Action item: Among the entries below, how many lines include the string "Step"? Answer with only the number.

-- Records to process follows --

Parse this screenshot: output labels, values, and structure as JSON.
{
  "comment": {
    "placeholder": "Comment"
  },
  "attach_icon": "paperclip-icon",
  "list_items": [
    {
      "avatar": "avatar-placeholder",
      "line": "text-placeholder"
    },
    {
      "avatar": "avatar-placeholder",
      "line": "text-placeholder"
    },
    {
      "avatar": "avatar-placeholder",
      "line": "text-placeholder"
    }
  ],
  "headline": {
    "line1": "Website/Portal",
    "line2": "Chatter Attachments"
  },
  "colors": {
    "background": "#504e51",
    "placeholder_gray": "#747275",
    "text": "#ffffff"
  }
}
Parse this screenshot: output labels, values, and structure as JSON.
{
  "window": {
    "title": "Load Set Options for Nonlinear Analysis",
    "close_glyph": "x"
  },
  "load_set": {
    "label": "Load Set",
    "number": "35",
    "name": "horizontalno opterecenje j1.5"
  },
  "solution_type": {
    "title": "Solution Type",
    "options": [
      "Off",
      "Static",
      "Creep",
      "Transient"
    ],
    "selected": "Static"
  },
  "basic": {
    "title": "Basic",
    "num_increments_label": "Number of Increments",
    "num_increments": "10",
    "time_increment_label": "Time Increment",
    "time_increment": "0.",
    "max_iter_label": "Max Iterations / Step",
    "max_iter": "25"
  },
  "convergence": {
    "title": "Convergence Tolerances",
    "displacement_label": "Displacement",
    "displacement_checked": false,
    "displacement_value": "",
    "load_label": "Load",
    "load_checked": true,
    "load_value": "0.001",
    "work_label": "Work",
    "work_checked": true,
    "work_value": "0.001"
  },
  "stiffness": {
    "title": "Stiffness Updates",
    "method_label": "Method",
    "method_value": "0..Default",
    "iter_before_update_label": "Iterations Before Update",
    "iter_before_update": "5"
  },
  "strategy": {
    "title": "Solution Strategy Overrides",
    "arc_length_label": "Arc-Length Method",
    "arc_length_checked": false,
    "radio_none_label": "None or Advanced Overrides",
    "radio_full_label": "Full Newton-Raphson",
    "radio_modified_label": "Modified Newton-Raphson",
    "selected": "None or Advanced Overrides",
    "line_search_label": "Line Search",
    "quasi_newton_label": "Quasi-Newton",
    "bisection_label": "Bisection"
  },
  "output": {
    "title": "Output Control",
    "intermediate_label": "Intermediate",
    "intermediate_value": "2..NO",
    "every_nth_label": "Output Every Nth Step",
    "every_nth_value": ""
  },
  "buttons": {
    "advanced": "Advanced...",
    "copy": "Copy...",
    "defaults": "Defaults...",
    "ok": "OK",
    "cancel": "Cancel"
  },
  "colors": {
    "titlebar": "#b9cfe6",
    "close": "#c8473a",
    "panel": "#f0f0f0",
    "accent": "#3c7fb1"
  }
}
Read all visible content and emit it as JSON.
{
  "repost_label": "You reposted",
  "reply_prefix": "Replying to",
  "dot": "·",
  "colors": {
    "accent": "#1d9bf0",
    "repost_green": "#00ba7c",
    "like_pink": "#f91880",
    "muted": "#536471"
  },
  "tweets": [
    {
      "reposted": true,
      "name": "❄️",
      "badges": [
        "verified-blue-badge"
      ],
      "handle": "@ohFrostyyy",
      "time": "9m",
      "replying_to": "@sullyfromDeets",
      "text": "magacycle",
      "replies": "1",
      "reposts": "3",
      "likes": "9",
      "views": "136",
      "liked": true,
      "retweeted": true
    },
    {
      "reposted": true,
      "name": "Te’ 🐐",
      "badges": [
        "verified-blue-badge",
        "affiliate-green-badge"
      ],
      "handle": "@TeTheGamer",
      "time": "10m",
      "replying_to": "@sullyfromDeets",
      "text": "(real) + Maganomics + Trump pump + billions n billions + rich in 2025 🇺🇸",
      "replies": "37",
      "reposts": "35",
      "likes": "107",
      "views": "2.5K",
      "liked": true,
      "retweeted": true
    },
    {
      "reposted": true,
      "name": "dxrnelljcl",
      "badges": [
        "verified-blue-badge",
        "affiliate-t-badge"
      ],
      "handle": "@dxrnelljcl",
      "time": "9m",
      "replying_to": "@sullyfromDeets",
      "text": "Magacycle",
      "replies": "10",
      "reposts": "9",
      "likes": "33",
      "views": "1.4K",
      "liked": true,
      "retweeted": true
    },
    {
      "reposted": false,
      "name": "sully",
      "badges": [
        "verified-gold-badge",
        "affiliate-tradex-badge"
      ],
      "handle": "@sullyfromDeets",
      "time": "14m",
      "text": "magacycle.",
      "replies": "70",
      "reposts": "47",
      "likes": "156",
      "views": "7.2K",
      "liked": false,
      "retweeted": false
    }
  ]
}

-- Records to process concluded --

Result of the task: 2